        • Joe Janish August 21, 2013 at 12:22 am
          To be more clear: I am not making suggestions based on what I think — I’m guessing what I this illogical organization will do.
        • crozier August 21, 2013 at 6:56 am
          You were being clear, Joe. I was just expressing my irritation with the club for giving Duda as many opportunities as it did.
  3. Dan B August 20, 2013 at 8:56 am
    Sorry to speak off topic but did anyone notice that the Cubs traded DeJesus away? In a market where there were no serious buyers, Theo Epstein has managed to get rid of a lot of useless parts in exchange for low level prospects. What an idiot — doesn’t he know you are much better off keeping those players, winning four more games, and then watch them leave for nothing at the end of the season?
    • Walnutz15 August 20, 2013 at 9:01 am
      I did see that yesterday, and upon wanting to see the logic behind it — for the Nats — read this morning that they put him on revocable waivers immediately after his acquisition.

      “The Nationals will learn Wednesday if DeJesus cleared waivers. The Cubs will be interested in re-signing him if the Nationals or another team that acquires him declines his club option, sources said.”

      • TexasGusCC August 20, 2013 at 9:15 am
        The Nats put a claim on to block him from others. The trade was for a player to be named later. Cubbies just did it to save money.
        • Walnutz15 August 20, 2013 at 10:37 am
          Even blocking him from someone else, it’s just bizarre.

          Washington’s 4 games under, 10.5 out of the Wild Card — and their outfield is already set.

          I actually worked with, and am still in touch w/DeJesus’ uncle. He said they’re all pretty confused about it.

          Epstein must be happy about grabbing a PTBNL + getting himself out of the remaining money owed + that buyout.

  4. crozier August 20, 2013 at 10:42 pm
    Has anyone else noticed that the Mets have the same record in Gee’s starts as Harvey’s? 13-12.
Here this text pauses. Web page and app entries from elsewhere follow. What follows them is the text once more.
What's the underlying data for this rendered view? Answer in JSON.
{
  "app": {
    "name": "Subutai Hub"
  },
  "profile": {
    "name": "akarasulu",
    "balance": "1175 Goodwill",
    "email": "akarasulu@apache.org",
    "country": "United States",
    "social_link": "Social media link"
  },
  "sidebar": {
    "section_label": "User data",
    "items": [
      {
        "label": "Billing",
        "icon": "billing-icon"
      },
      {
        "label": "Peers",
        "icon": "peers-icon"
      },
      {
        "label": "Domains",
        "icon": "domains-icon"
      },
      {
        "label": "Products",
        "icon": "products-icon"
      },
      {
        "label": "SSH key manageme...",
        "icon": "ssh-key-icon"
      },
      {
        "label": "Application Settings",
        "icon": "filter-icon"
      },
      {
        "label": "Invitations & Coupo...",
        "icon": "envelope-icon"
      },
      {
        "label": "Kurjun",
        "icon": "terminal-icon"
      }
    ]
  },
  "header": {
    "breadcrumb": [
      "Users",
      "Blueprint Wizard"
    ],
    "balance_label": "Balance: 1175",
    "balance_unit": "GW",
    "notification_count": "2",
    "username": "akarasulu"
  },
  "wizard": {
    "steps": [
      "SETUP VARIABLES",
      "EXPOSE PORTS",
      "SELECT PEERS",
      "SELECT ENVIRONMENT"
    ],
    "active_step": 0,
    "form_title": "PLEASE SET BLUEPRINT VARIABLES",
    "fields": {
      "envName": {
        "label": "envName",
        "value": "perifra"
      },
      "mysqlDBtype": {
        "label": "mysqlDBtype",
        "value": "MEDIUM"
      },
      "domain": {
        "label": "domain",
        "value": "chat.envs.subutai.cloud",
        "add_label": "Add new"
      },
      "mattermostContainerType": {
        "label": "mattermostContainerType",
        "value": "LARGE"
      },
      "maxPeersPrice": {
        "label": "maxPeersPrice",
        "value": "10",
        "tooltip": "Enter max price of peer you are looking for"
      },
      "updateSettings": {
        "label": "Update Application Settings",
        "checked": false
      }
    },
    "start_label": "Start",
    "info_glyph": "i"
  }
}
    I’m not sure exactly what to make of that; 25 starts is a pretty decent sample size. In any case, while it may not be exciting to see Gee out there, I feel confident when he takes the ball.

    I wouldn’t be aghast if the Mets packaged him with a couple others to bring in an impact offensive player, but I’d be just fine in keeping him around.

    • DaveSchneck August 20, 2013 at 11:50 pm
      Gee may not have the velo of the young guns, but it is a pleasure watching him work, and he certainly doesn’t get flustered out there no matter what is going in. The Mets will have to part with someone in order to fill the multiple holes, but Gee does make a nice alternative o the gas throwers, especially with only one lefty to provide a different look.